**Task goal**
From the records below, give the number of lines that include the word "image". Add no other words.

[Extracted records]
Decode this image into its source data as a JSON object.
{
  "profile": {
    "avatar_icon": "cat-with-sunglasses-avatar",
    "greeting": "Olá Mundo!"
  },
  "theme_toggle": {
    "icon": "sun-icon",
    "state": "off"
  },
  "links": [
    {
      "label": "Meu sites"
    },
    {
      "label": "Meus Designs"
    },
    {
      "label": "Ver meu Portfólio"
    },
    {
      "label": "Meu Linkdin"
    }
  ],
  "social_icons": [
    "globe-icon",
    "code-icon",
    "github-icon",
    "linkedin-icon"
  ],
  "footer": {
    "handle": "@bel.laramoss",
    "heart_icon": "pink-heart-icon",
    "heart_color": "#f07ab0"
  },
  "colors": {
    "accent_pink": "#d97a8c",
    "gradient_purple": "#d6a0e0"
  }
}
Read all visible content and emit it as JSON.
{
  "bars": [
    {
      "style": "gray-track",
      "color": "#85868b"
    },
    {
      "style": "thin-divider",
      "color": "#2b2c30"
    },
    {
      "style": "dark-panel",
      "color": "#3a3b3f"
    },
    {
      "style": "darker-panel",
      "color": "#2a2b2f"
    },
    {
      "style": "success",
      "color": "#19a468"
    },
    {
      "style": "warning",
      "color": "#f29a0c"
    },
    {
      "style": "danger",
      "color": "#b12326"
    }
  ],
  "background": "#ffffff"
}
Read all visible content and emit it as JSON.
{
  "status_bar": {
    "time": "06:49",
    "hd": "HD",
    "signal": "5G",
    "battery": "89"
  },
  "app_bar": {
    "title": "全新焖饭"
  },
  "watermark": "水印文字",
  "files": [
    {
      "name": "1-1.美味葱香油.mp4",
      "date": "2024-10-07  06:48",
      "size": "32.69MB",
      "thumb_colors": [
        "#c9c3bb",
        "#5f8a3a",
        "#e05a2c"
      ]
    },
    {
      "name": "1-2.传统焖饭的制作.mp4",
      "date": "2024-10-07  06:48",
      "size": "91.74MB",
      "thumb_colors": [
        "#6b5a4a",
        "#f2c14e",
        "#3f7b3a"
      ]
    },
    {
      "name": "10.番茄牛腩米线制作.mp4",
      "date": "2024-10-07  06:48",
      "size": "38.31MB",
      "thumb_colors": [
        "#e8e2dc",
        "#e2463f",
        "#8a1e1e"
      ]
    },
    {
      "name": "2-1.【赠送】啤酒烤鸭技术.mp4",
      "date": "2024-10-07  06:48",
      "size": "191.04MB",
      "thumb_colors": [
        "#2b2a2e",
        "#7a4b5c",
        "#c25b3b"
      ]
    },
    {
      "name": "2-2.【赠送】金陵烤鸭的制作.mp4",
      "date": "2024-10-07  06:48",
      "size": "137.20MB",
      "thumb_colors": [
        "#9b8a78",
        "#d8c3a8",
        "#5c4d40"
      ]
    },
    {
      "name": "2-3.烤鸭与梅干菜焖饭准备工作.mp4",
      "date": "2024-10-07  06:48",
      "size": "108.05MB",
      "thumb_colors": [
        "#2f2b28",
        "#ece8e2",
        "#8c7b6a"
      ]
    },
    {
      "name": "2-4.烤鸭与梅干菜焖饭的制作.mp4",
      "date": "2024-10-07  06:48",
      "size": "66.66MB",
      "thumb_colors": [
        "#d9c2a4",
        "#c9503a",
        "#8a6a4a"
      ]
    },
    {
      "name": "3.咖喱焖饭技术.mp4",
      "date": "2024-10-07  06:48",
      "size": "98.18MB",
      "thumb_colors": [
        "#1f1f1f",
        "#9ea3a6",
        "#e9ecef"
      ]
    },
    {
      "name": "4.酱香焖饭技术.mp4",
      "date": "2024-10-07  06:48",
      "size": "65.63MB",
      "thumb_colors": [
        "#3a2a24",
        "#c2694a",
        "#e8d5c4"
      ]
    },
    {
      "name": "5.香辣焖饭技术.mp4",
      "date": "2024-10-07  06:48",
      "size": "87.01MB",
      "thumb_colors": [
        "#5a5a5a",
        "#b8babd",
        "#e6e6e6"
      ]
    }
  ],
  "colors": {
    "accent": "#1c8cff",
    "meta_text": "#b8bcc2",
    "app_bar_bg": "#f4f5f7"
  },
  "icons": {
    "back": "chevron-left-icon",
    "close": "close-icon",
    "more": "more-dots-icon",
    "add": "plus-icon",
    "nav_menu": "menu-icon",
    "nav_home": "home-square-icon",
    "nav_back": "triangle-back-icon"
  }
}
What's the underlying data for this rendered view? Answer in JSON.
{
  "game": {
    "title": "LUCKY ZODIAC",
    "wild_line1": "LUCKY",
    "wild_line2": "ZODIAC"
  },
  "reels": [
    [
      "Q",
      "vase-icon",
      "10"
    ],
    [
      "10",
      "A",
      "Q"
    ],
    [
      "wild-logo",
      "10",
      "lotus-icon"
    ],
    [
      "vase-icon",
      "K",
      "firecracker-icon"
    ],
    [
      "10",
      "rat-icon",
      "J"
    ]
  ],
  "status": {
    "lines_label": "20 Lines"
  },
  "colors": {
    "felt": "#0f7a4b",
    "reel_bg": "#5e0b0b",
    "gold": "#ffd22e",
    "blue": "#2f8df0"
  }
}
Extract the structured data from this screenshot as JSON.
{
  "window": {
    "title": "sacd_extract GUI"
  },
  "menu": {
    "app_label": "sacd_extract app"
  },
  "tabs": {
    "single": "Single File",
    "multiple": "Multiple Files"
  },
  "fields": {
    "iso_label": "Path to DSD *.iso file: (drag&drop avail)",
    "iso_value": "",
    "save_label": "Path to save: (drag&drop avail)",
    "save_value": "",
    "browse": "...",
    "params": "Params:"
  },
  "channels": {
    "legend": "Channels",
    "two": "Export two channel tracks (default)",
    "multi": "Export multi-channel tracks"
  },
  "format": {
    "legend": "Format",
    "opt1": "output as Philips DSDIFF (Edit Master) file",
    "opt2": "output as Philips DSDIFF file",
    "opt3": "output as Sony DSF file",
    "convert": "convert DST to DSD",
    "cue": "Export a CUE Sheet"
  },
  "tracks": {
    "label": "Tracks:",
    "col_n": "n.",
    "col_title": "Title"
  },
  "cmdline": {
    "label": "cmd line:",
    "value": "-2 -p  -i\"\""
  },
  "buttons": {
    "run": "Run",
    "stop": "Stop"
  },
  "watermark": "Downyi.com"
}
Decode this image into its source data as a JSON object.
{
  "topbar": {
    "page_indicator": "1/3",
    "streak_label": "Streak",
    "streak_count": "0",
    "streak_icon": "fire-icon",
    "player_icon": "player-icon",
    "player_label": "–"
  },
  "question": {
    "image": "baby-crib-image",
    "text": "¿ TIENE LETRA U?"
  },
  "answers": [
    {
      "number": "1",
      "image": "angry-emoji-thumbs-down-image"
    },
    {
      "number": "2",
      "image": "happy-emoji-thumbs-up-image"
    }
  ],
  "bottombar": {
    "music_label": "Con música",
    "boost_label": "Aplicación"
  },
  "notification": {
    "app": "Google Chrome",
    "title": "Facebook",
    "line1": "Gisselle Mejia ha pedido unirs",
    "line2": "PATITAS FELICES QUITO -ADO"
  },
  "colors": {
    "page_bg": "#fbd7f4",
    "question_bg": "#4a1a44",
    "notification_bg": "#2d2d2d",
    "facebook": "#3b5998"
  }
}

**Result of this exercise**
5